Grant Writing Experience
If you would like to gain valuable experience in the grant-writing process, please consider a few opportunities offered through U-M courses:
Pharmacology 502: Introduction to Scientific Communication
Pharmacology 502 introduces second-year graduate students to essential scientific communication skills. Beginning with the relatively easy task of learning to search the literature over the Internet and ending with the challenges of writing an NRSA grant application and giving a short seminar, each student will develop confidence in both written and spoken scientific communication. Class meetings alternate between presentations by local experts on various topics and student presentations of their work in progress. In-depth analysis of student writing and presentation skills will be provided in class by the instructor, by other students working in small groups, as well as by guest scientists. Through a series of assignments, each student will write a grant over the course of the semester on a topic of his or her choice. By the end of the term each student will have polished and revised the proposal to a high quality product that will be presented both orally and in written form to the rest of the class. Finally, each student will participate in a mock study section to constructively evaluate each other's grants.
Physiology 555: Integrative Biology and Genomics
The recent completion of the human genome opens the door to exciting new opportunities in the biomedical sciences. Integrative Genomics focuses on the study of functional biology in genetically engineered animal models. An appreciation of genetic variables, including gender and genetic background, biological variables, including organ function and issues relating to aging, and environmental variables, including, nutrition, exercise, stress, and pathogens is a central feature of the class. It is the study of the inherent complexities of genes, biology, and environment in animals that forms the unique underpinnings of the exciting new field of Integrative Genomics. The course features limited class size, and faculty from several different departments in the Medical School. Unique educational features of the class include student developed grants, oral presentations, student-led study section evaluations of grants, and no tests.
Biochem 650: Mechanisms of Eukaryotic Gene Expression

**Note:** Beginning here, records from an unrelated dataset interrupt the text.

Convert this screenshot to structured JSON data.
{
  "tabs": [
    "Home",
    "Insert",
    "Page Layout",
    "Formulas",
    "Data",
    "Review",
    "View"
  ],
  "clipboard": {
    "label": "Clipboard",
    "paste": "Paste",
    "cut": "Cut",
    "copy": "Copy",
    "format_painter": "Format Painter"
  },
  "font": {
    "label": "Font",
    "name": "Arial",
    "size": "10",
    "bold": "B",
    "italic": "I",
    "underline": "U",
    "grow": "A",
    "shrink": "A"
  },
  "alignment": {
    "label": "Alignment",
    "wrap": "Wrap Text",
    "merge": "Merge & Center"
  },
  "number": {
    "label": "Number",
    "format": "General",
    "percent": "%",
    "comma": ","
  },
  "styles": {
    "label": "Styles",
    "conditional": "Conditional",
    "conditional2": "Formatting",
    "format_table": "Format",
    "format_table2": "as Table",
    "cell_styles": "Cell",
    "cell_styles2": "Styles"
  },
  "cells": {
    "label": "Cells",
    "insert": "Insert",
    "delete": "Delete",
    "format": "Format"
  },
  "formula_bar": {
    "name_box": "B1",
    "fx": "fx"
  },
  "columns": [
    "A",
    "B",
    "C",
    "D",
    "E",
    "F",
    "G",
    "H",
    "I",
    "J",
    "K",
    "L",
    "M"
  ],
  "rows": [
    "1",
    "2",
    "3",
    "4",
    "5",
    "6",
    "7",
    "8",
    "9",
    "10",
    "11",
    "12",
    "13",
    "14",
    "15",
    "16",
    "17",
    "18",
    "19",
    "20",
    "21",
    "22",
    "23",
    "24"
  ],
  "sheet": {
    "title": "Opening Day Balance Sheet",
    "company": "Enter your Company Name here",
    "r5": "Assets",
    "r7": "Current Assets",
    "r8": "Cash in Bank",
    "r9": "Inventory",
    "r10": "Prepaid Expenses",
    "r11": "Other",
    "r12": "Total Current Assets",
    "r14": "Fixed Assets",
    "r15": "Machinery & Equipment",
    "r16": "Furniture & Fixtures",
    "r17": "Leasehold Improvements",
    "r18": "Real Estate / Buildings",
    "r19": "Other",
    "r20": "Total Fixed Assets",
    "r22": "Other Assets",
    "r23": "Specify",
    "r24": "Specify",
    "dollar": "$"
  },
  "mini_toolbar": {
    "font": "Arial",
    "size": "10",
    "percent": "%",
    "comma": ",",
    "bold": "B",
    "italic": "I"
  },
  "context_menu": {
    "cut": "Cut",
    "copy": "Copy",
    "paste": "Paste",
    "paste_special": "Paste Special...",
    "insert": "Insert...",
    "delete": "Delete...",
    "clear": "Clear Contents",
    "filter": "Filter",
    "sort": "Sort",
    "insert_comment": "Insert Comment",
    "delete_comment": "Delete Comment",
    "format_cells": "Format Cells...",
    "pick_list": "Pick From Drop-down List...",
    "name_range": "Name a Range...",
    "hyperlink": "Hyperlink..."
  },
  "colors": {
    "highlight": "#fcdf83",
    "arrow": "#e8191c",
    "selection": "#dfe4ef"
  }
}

Topics will cover eukaryotic RNA polymerases, general transcriptional factors, mechanisms of transcriptional regulation, and chromatin structure and modification/remodeling. An emphasis will be placed on structural aspects of transcription and polymerase function. The course will be taught through a combination of lectures and discussions of the current literature.